• [TASK OBJECTIVE] Repeat the entries in full. Each line must match exactly.

※

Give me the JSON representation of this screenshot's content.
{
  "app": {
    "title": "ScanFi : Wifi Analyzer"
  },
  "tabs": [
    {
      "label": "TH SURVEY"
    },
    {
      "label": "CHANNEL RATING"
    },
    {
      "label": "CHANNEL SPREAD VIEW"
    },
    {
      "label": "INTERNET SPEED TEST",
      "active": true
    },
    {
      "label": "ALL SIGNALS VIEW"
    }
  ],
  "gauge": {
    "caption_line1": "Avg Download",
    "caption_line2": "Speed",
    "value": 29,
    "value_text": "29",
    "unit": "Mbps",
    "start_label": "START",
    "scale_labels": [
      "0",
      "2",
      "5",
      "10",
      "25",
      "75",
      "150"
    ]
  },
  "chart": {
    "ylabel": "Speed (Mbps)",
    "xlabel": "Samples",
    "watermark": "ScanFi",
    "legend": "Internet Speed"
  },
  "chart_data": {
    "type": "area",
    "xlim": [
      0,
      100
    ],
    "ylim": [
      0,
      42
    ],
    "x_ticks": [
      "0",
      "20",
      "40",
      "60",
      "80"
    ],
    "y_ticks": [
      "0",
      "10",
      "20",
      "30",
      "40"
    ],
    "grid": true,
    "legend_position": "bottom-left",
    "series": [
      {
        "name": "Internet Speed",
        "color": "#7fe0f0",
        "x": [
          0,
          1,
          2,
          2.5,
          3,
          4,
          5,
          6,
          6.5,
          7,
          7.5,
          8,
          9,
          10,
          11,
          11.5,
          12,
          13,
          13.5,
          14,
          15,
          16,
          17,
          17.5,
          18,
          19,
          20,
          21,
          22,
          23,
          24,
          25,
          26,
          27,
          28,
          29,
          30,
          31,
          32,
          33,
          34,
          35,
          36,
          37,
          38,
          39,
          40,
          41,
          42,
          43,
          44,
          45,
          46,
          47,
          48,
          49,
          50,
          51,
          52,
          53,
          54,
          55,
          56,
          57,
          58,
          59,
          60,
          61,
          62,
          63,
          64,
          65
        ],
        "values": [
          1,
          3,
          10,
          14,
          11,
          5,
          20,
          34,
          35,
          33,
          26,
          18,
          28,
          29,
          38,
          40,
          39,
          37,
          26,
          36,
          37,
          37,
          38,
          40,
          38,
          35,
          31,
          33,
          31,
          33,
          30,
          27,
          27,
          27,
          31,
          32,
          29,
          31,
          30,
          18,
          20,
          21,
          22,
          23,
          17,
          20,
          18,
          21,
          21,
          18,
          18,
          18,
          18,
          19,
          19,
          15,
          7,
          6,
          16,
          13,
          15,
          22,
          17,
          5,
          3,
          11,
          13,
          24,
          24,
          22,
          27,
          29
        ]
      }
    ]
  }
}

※

• [YOUR SOLUTION]
Give me the JSON representation of this screenshot's content.
{
  "app": {
    "title": "ScanFi : Wifi Analyzer"
  },
  "tabs": [
    {
      "label": "TH SURVEY"
    },
    {
      "label": "CHANNEL RATING"
    },
    {
      "label": "CHANNEL SPREAD VIEW"
    },
    {
      "label": "INTERNET SPEED TEST",
      "active": true
    },
    {
      "label": "ALL SIGNALS VIEW"
    }
  ],
  "gauge": {
    "caption_line1": "Avg Download",
    "caption_line2": "Speed",
    "value": 29,
    "value_text": "29",
    "unit": "Mbps",
    "start_label": "START",
    "scale_labels": [
      "0",
      "2",
      "5",
      "10",
      "25",
      "75",
      "150"
    ]
  },
  "chart": {
    "ylabel": "Speed (Mbps)",
    "xlabel": "Samples",
    "watermark": "ScanFi",
    "legend": "Internet Speed"
  },
  "chart_data": {
    "type": "area",
    "xlim": [
      0,
      100
    ],
    "ylim": [
      0,
      42
    ],
    "x_ticks": [
      "0",
      "20",
      "40",
      "60",
      "80"
    ],
    "y_ticks": [
      "0",
      "10",
      "20",
      "30",
      "40"
    ],
    "grid": true,
    "legend_position": "bottom-left",
    "series": [
      {
        "name": "Internet Speed",
        "color": "#7fe0f0",
        "x": [
          0,
          1,
          2,
          2.5,
          3,
          4,
          5,
          6,
          6.5,
          7,
          7.5,
          8,
          9,
          10,
          11,
          11.5,
          12,
          13,
          13.5,
          14,
          15,
          16,
          17,
          17.5,
          18,
          19,
          20,
          21,
          22,
          23,
          24,
          25,
          26,
          27,
          28,
          29,
          30,
          31,
          32,
          33,
          34,
          35,
          36,
          37,
          38,
          39,
          40,
          41,
          42,
          43,
          44,
          45,
          46,
          47,
          48,
          49,
          50,
          51,
          52,
          53,
          54,
          55,
          56,
          57,
          58,
          59,
          60,
          61,
          62,
          63,
          64,
          65
        ],
        "values": [
          1,
          3,
          10,
          14,
          11,
          5,
          20,
          34,
          35,
          33,
          26,
          18,
          28,
          29,
          38,
          40,
          39,
          37,
          26,
          36,
          37,
          37,
          38,
          40,
          38,
          35,
          31,
          33,
          31,
          33,
          30,
          27,
          27,
          27,
          31,
          32,
          29,
          31,
          30,
          18,
          20,
          21,
          22,
          23,
          17,
          20,
          18,
          21,
          21,
          18,
          18,
          18,
          18,
          19,
          19,
          15,
          7,
          6,
          16,
          13,
          15,
          22,
          17,
          5,
          3,
          11,
          13,
          24,
          24,
          22,
          27,
          29
        ]
      }
    ]
  }
}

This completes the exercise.